Another board member pointed out that “even though the votes don’t matter, (the board) should still take the students’ votes in consideration.”

The motion saw 6 speakers for and against, and the board voted by secret-ballot with a tie of 11 votes in favour and 11 against, and two abstentions. Since the vote was a tie and did not meet the two-thirds threshold, the BDS motion failed.

Online voting motion

The online voting motion was passed at the GA, and called for the SFUO to hire Simply Voting, a third-party company to run further elections online as of May 1, 2018. This motion was passed unanimously by the board.

Motion regarding the SFUO’s political campaigns

Another motion, which was on the agenda for the GA but did not get voted on, was in regards to the SFUO taking political stances, reading as follows:

“Whereas there has been serious concern about an endorsement of a campaign singling out Israel and Israel alone, including but not limited to the Boycott, Divestment, Sanctions campaign against Israel.”

“Whereas there has been serious concern about an endorsement of aforementioned campaigns making many students on our campus feel attacked, unsafe, and marginalized.”

“Whereas, as a member and or ally of the community most targeted by hate crimes in this country, we know what anti-semitism is, and we know that campaigns including but not limited to BDS, breed it.”

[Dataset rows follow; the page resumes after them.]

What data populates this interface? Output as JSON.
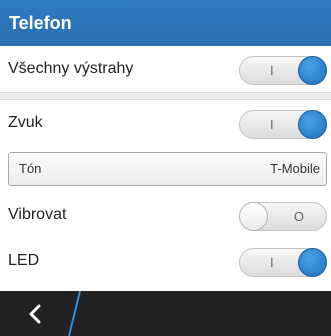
{
  "header": {
    "title": "Telefon"
  },
  "settings": {
    "all_alerts": {
      "label": "Všechny výstrahy",
      "toggle_mark": "I",
      "on": true
    },
    "sound": {
      "label": "Zvuk",
      "toggle_mark": "I",
      "on": true
    },
    "tone": {
      "label": "Tón",
      "value": "T-Mobile"
    },
    "vibrate": {
      "label": "Vibrovat",
      "toggle_mark": "O",
      "on": false
    },
    "led": {
      "label": "LED",
      "toggle_mark": "I",
      "on": true
    }
  },
  "bottom_bar": {
    "back_icon": "chevron-left-icon"
  },
  "colors": {
    "header": "#2f7bc1",
    "toggle_on": "#1d6fbe",
    "bottom_bar": "#222222",
    "accent_line": "#2a8fe0"
  }
}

“Be it resolved that this body will not consider any further campaigns that single out one state or place of origin above others, including but not limited to BDS resolutions, for two years.”

Some board members took issue with the highlighted two years in the motion, claiming that it was undemocratic to vote on something that could affect future students.

Moumouni-Tchouassi also touched on the debate, explaining, “we represent students on this campus that will be affected by these issues. I want to remind people that being a political organization means that we are allowed to talk about everything. When we take positions, we are also taking positions against certain actions.”

The motion was consequently defeated with a majority vote by the board.

The next BOA meeting will take place on April 8, at 1 p.m. in Tabaret room 083.